“This is truly the first example of wirelessly recording deep and superficial human brain activity over an extended period of time in the participants’ home environment.”

The patterns of brain activity (neural signatures) normally used to identify problems such as Parkinson’s disease symptoms are traditionally recorded in clinical settings for short periods of time.

The new technology makes it possible to perform the same tests during normal daily activities. Another advantage of long time recording is that clear changes in brain activity (biomarkers) that can predict movement disorders can now be determined for individual patients.

“Because we are able to build a biomarker library for each patient, we can now program each DBS unit based on the patient’s individual needs,” said Dr. Ro’ee Gilron, lead author of the study.

“This includes personalized stimulation programs that adapt to the patient’s needs throughout the day.” Also, because the device required little to no direct contact with clinicians after surgery, it was ideally suited to the social distance protocols imposed as part of the Covid-19 pandemic.

The researchers said that while the technologies used for remote patient monitoring and telecare were originally designed for the convenience of subjects, they have broader applications for other research projects stalled as a result of Covid-19.

Dr. Starr admitted that patients have raised potential privacy concerns regarding the new device, but said, “We are not at the point where we can distinguish specifically normal behavior from recording brain activity.

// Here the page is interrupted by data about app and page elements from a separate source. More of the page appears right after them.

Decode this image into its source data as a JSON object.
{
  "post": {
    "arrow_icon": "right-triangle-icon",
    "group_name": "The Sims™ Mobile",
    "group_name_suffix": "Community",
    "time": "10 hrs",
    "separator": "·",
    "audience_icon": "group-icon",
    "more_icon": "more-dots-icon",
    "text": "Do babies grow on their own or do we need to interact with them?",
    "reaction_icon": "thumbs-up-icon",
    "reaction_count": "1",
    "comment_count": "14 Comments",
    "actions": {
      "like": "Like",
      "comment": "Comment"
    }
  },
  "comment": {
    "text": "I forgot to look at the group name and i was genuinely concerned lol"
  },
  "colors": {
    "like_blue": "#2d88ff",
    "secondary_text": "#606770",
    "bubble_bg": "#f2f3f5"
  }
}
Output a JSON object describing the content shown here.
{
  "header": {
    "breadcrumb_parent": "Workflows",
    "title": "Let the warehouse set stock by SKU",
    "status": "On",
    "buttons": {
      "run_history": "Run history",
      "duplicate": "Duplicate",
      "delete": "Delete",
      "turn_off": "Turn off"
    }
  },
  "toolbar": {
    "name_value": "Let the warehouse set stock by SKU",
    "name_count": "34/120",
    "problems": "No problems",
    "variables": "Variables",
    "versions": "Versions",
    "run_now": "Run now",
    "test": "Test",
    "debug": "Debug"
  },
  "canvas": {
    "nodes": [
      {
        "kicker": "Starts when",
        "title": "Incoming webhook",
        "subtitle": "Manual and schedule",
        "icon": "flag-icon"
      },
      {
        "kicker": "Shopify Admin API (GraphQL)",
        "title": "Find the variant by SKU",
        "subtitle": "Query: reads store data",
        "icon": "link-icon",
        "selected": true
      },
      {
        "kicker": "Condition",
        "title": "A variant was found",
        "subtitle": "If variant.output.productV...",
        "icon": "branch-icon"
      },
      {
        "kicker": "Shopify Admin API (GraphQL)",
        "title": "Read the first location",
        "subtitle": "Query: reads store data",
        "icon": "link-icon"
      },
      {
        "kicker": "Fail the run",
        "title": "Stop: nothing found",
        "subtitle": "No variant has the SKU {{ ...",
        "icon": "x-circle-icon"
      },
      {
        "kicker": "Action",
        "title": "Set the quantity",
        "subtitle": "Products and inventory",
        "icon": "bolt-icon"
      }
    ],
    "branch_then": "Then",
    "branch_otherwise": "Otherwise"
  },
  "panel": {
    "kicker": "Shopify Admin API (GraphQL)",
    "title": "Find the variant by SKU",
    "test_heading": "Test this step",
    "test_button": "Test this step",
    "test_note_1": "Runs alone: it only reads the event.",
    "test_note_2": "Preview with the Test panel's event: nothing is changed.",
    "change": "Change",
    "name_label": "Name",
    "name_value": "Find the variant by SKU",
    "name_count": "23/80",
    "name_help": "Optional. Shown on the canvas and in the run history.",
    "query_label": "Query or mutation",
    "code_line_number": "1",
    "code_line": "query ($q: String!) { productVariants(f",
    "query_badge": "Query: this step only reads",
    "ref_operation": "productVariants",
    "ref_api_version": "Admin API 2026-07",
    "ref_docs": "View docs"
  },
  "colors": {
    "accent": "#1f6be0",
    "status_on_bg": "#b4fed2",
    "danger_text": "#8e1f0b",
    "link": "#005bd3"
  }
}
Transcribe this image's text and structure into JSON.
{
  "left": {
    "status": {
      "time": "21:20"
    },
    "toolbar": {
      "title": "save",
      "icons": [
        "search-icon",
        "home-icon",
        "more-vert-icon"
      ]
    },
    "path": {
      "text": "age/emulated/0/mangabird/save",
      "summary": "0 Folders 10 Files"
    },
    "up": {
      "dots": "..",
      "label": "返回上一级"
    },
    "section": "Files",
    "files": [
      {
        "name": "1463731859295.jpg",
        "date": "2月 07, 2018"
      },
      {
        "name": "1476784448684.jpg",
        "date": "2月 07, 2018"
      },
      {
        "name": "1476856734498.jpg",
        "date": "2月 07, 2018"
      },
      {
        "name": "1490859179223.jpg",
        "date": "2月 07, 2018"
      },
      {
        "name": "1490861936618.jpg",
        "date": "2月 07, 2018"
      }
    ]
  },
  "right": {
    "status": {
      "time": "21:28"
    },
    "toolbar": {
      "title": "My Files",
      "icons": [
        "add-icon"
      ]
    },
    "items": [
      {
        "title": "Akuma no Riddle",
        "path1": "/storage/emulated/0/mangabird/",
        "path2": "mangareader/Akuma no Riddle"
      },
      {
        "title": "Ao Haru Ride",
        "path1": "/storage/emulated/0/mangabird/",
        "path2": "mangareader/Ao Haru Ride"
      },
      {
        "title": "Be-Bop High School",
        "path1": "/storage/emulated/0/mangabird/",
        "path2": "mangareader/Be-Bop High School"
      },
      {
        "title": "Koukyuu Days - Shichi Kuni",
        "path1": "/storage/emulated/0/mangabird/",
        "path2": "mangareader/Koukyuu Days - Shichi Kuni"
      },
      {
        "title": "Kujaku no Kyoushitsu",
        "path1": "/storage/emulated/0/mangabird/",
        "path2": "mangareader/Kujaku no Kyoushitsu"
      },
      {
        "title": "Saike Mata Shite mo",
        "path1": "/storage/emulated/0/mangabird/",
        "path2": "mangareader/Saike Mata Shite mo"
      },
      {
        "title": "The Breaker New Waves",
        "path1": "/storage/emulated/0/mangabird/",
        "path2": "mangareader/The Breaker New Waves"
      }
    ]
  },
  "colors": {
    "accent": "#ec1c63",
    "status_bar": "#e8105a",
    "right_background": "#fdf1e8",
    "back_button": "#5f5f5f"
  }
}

“It’s an absolutely legitimate concern. We have told patients to feel free to remove their wearable devices and turn off their brain recordings when engaging in activities that they want to keep private. “